[Opening Provided material section]
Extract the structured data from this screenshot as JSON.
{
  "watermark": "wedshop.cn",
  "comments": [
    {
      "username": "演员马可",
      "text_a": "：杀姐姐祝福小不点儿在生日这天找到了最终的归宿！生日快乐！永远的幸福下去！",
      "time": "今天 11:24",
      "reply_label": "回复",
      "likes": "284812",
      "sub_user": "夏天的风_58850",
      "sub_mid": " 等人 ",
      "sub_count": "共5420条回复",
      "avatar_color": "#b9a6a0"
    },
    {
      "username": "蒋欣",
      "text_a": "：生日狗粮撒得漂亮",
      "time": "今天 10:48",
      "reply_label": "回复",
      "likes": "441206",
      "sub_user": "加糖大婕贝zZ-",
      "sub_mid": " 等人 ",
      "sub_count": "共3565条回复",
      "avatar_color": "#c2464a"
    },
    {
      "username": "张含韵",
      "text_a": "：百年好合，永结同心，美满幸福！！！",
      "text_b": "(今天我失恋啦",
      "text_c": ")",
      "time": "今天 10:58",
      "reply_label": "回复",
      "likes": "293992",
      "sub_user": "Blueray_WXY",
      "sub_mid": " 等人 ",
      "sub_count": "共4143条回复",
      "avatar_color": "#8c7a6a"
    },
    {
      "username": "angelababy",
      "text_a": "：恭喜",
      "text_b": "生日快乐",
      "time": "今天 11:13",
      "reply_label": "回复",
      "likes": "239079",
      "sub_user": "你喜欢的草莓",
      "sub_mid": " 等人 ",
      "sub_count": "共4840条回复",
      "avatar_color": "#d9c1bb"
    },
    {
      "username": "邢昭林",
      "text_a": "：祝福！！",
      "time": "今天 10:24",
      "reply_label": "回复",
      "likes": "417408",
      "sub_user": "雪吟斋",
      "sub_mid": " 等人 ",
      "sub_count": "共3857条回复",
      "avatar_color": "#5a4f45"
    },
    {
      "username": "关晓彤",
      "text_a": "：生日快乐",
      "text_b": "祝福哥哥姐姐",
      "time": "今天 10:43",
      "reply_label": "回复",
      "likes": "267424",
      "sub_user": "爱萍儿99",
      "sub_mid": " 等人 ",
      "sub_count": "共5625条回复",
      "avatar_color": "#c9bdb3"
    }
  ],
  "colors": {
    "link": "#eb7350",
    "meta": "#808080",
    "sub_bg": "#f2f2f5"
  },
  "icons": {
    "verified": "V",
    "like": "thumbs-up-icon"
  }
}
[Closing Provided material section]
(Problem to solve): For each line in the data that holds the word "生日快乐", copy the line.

(Result below):
      "text_a": "：杀姐姐祝福小不点儿在生日这天找到了最终的归宿！生日快乐！永远的幸福下去！",
      "text_b": "生日快乐",
      "text_a": "：生日快乐",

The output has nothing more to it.